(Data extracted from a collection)
*** Block opens ***

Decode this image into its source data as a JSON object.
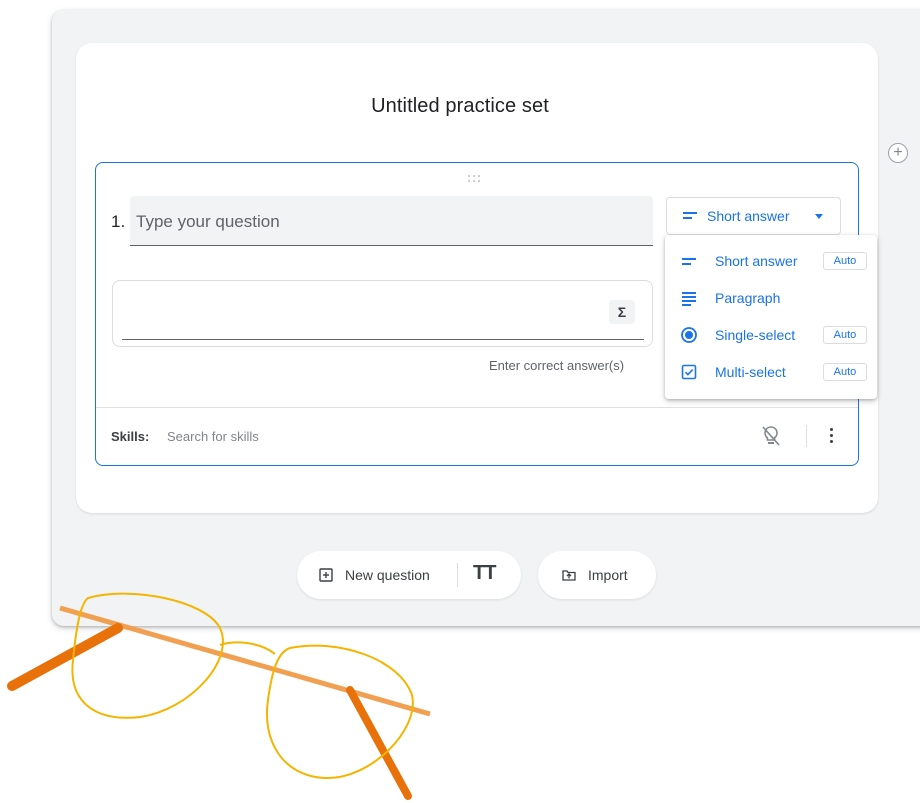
{
  "form": {
    "title": "Untitled practice set"
  },
  "question": {
    "number": "1.",
    "placeholder": "Type your question",
    "type_label": "Short answer",
    "answer_hint": "Enter correct answer(s)",
    "sigma": "Σ",
    "skills_label": "Skills:",
    "skills_placeholder": "Search for skills"
  },
  "type_menu": {
    "options": [
      {
        "label": "Short answer",
        "icon": "short-answer-icon",
        "badge": "Auto"
      },
      {
        "label": "Paragraph",
        "icon": "paragraph-icon",
        "badge": ""
      },
      {
        "label": "Single-select",
        "icon": "radio-icon",
        "badge": "Auto"
      },
      {
        "label": "Multi-select",
        "icon": "checkbox-icon",
        "badge": "Auto"
      }
    ]
  },
  "toolbar": {
    "new_question": "New question",
    "import": "Import",
    "text_icon": "TT"
  },
  "colors": {
    "accent": "#1a73e8",
    "background": "#f1f3f4",
    "glasses_frame": "#f4b400",
    "glasses_arm": "#e8710a"
  }
}
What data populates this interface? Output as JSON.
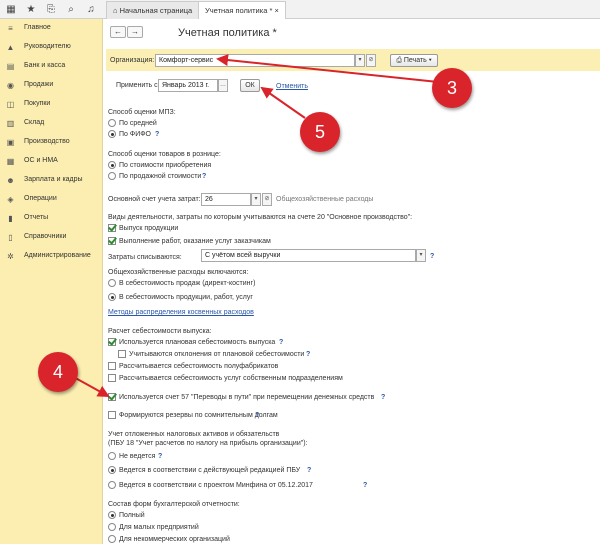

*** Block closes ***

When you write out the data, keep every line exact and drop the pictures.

__ANSWER FOR THE TASK__.
Decode this image into its source data as a JSON object.
{
  "form": {
    "title": "Untitled practice set"
  },
  "question": {
    "number": "1.",
    "placeholder": "Type your question",
    "type_label": "Short answer",
    "answer_hint": "Enter correct answer(s)",
    "sigma": "Σ",
    "skills_label": "Skills:",
    "skills_placeholder": "Search for skills"
  },
  "type_menu": {
    "options": [
      {
        "label": "Short answer",
        "icon": "short-answer-icon",
        "badge": "Auto"
      },
      {
        "label": "Paragraph",
        "icon": "paragraph-icon",
        "badge": ""
      },
      {
        "label": "Single-select",
        "icon": "radio-icon",
        "badge": "Auto"
      },
      {
        "label": "Multi-select",
        "icon": "checkbox-icon",
        "badge": "Auto"
      }
    ]
  },
  "toolbar": {
    "new_question": "New question",
    "import": "Import",
    "text_icon": "TT"
  },
  "colors": {
    "accent": "#1a73e8",
    "background": "#f1f3f4",
    "glasses_frame": "#f4b400",
    "glasses_arm": "#e8710a"
  }
}
What data populates this interface? Output as JSON.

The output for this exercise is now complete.